This is not a wonderful, open and happy relationship filled with mutual understanding but there is love and plenty of it.
Unfortunately the British have never been terribly good at expressing such sentiments. Instead we talk about anything other than our own emotions and the stronger the emotion, the more it is treated like a giant elephant in the room. This is the reason why we are experts on discussing the weather and making other inconsequential small talk. It means we don’t actually have to say anything meaningful because that could be embarrassing. The entire conversation between Sherlock and his parents is absolutely typical of this phenomenon. We see that Sherlock does care about his parents because he takes the time to ask if they have found the lottery ticket, even if it is in a grudging tone.
It is only when Sherlock forces them to leave, that Mrs Holmes finally says what she's been wanting to say for the entire conversation. She misses her son, and she worries about him. I love the final moment when Sherlock looks into her eyes and lets go of his embarrassment to promise her (in a very quiet voice) that he will phone her more often.
If people were expecting some sort of rabid American display of affection, why are you even surprised it did not happen?

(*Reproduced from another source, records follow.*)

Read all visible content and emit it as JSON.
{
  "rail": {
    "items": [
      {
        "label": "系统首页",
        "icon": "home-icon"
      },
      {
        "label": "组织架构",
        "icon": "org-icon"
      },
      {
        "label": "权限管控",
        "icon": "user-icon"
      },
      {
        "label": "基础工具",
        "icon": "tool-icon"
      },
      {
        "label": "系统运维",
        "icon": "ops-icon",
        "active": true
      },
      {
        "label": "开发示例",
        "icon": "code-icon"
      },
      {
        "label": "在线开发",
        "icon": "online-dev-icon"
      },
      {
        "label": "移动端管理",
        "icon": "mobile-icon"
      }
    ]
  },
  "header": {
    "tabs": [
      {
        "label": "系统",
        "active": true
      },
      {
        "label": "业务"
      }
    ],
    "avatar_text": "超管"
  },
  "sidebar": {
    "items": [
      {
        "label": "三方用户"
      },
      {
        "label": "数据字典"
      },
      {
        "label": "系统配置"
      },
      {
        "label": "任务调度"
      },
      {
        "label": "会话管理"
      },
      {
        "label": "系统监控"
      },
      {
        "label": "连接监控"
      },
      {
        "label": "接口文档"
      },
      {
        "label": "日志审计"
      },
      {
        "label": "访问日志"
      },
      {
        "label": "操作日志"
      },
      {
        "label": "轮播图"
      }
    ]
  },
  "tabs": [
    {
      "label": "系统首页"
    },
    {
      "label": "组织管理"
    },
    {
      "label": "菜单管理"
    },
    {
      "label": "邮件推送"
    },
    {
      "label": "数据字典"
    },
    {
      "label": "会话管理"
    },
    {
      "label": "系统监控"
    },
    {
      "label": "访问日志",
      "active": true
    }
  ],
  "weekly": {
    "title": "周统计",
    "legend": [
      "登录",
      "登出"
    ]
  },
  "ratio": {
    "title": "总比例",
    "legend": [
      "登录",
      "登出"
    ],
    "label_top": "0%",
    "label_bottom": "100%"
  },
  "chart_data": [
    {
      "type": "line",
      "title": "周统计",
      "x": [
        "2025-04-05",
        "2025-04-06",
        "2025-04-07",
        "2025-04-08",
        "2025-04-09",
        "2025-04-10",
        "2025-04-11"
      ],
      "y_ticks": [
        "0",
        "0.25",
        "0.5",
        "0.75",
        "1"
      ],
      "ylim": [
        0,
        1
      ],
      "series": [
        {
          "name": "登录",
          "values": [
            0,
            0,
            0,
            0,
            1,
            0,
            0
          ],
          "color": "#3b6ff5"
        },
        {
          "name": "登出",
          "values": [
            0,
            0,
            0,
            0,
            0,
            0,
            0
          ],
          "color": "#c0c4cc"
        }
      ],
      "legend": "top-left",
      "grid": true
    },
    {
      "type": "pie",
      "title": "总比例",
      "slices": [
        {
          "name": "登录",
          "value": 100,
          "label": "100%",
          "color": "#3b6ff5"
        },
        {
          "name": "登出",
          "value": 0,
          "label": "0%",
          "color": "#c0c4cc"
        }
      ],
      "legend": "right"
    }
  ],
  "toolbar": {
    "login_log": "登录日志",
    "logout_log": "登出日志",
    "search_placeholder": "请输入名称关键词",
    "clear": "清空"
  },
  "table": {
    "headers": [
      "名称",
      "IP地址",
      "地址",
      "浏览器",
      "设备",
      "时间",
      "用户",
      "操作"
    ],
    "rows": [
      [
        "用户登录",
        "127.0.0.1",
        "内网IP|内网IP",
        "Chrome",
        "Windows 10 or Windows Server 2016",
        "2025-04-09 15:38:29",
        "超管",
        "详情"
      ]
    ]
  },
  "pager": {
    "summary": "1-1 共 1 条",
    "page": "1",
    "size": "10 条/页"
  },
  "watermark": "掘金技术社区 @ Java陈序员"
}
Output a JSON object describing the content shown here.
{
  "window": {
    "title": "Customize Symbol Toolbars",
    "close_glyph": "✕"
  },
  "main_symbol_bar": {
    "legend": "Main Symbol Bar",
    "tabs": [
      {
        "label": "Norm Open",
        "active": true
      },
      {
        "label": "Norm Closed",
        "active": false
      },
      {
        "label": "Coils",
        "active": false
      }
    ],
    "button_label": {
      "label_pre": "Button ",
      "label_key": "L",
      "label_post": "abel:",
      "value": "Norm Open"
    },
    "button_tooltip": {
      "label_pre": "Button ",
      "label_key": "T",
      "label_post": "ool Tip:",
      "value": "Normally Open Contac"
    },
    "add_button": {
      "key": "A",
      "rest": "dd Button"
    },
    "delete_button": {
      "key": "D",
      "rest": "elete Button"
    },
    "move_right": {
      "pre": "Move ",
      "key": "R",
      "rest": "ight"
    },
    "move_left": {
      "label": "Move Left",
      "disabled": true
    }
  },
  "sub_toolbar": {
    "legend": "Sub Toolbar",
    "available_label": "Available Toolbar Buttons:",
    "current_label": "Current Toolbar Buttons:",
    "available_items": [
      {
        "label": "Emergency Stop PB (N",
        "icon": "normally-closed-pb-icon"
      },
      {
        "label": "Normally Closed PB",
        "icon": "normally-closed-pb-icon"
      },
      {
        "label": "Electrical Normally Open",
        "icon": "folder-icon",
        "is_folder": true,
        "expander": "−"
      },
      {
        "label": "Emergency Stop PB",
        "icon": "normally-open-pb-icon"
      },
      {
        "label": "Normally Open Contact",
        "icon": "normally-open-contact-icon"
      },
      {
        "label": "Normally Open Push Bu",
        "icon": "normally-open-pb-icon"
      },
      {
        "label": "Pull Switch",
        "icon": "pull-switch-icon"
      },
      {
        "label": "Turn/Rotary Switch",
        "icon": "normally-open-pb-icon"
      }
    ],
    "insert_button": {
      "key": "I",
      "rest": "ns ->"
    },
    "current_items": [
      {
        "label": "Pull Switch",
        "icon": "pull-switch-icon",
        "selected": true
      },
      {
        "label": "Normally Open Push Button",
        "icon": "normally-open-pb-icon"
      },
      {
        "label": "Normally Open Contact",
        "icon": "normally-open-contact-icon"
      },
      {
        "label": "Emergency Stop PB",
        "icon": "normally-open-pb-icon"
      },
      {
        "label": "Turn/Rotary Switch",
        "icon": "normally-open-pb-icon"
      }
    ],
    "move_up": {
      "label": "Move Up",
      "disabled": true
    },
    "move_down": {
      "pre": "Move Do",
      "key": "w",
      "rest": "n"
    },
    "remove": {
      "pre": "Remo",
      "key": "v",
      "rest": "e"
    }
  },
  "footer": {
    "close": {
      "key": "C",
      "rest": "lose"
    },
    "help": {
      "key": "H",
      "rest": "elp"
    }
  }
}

Despite love on both sides there is a yawning chasm in their relationship that simply screams: well meaning parents who just could not cope with these two gifted boys.
Now if the Holmes parents had been every bit as intelligent as Mycroft and Sherlock – it might explain their deduction skills but it would not explain their emotional dysfunction, which is a centre piece of this show. It is vitally important that the Holmes Parents were ordinary people or the entire scenario just doesn’t fit.
Diving Into The Goldfish Bowl
My theory for why Sherlock and Mycroft were isolated during their childhood has nothing to due with their parents being utterly eccentric underneath all that sensible clothing.
Mr and Mrs Holmes would never have purposefully isolated their children during such a critical time period in their lives. I have pointed out before that there is nowhere in Britain that is so remote that there are no educational services available and the Holmes Brothers had no chance to meet other children.
It is more probable that one of the parents had to work abroad in either developing countries without adequate educational services, or dangerous political hot-spots. The most likely profession is a post in the diplomatic service, a close second is probably oil/gas company employee.
It is very interesting that the parents did not want to split up the family despite the risks of moving them to certain countries. It shows that no matter how little they understood their exceptional sons, the Holmes parents never wanted to leave them.
Unfortunately Mycroft and Sherlock became incredibly isolated. They probably spent their life living behind the high walls of international enclaves, not able to socialise with native children. They really did only just have themselves, so how would Sherlock know he wasn’t stupid? He really had Mycroft as a benchmark.